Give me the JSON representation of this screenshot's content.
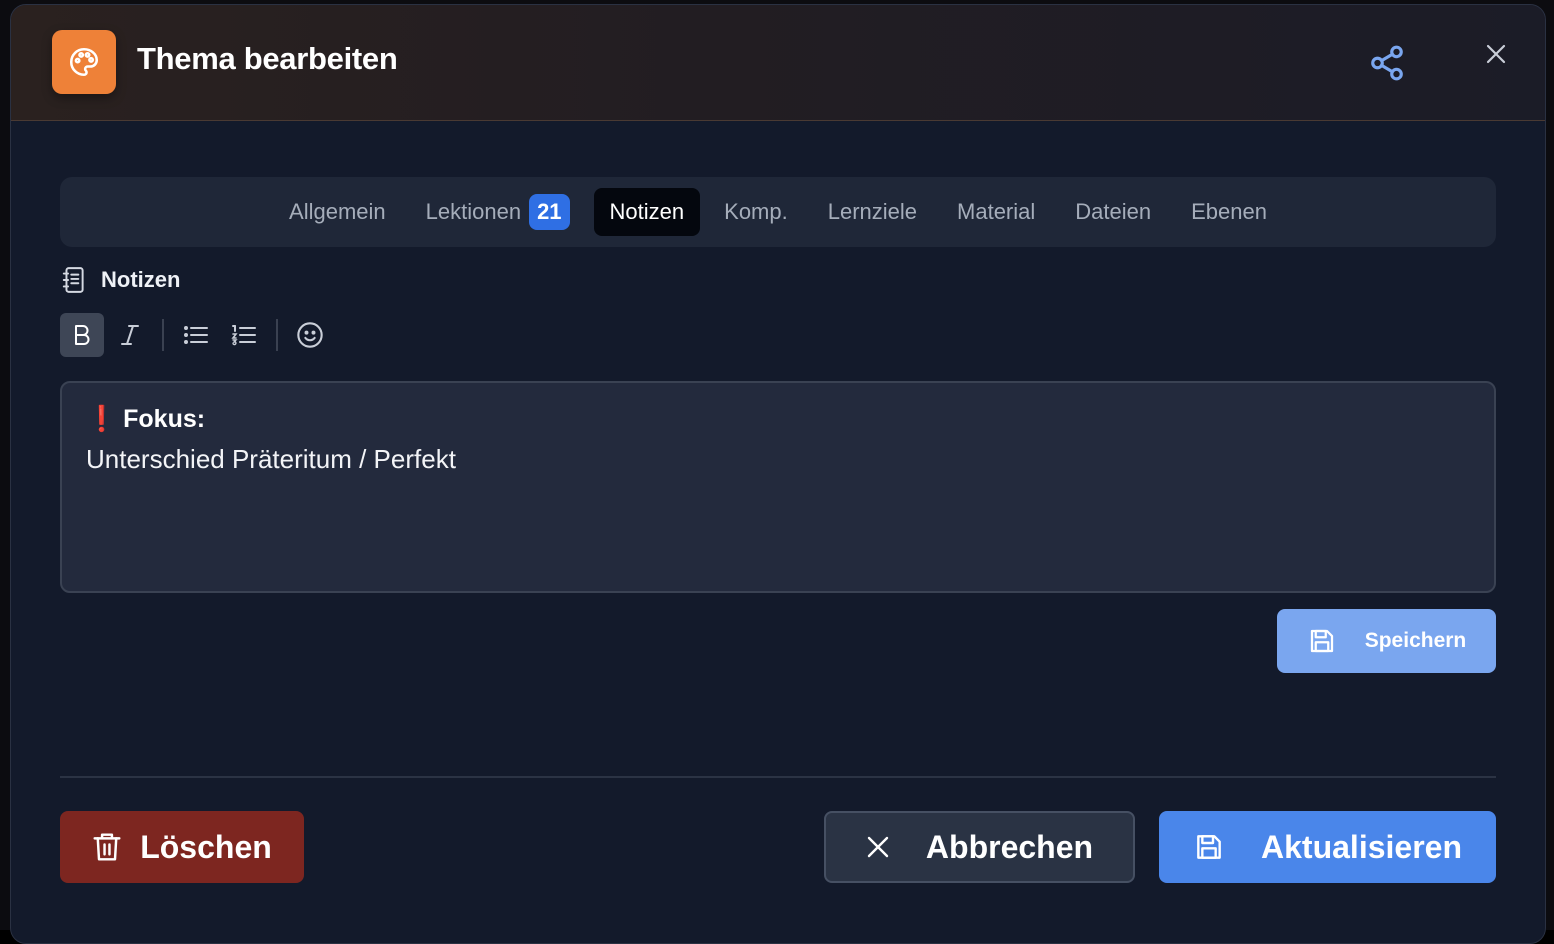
{
  "dialog": {
    "title": "Thema bearbeiten",
    "header_icon": "palette-icon",
    "accent_color": "#ee8138"
  },
  "tabs": [
    {
      "label": "Allgemein",
      "active": false
    },
    {
      "label": "Lektionen",
      "badge": "21",
      "active": false
    },
    {
      "label": "Notizen",
      "active": true
    },
    {
      "label": "Komp.",
      "active": false
    },
    {
      "label": "Lernziele",
      "active": false
    },
    {
      "label": "Material",
      "active": false
    },
    {
      "label": "Dateien",
      "active": false
    },
    {
      "label": "Ebenen",
      "active": false
    }
  ],
  "notes": {
    "section_label": "Notizen",
    "toolbar": [
      "bold-icon",
      "italic-icon",
      "bullet-list-icon",
      "numbered-list-icon",
      "emoji-icon"
    ],
    "content": {
      "line1_marker": "❗",
      "line1_text": "Fokus:",
      "line2_text": "Unterschied Präteritum / Perfekt"
    },
    "save_label": "Speichern"
  },
  "footer": {
    "delete_label": "Löschen",
    "cancel_label": "Abbrechen",
    "update_label": "Aktualisieren"
  },
  "colors": {
    "primary": "#4a86ea",
    "danger": "#7d2620",
    "badge": "#2f6fe4"
  }
}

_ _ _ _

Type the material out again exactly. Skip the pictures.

RESPONSE TO THE EXERCISE ▸
Give me the JSON representation of this screenshot's content.
{
  "dialog": {
    "title": "Thema bearbeiten",
    "header_icon": "palette-icon",
    "accent_color": "#ee8138"
  },
  "tabs": [
    {
      "label": "Allgemein",
      "active": false
    },
    {
      "label": "Lektionen",
      "badge": "21",
      "active": false
    },
    {
      "label": "Notizen",
      "active": true
    },
    {
      "label": "Komp.",
      "active": false
    },
    {
      "label": "Lernziele",
      "active": false
    },
    {
      "label": "Material",
      "active": false
    },
    {
      "label": "Dateien",
      "active": false
    },
    {
      "label": "Ebenen",
      "active": false
    }
  ],
  "notes": {
    "section_label": "Notizen",
    "toolbar": [
      "bold-icon",
      "italic-icon",
      "bullet-list-icon",
      "numbered-list-icon",
      "emoji-icon"
    ],
    "content": {
      "line1_marker": "❗",
      "line1_text": "Fokus:",
      "line2_text": "Unterschied Präteritum / Perfekt"
    },
    "save_label": "Speichern"
  },
  "footer": {
    "delete_label": "Löschen",
    "cancel_label": "Abbrechen",
    "update_label": "Aktualisieren"
  },
  "colors": {
    "primary": "#4a86ea",
    "danger": "#7d2620",
    "badge": "#2f6fe4"
  }
}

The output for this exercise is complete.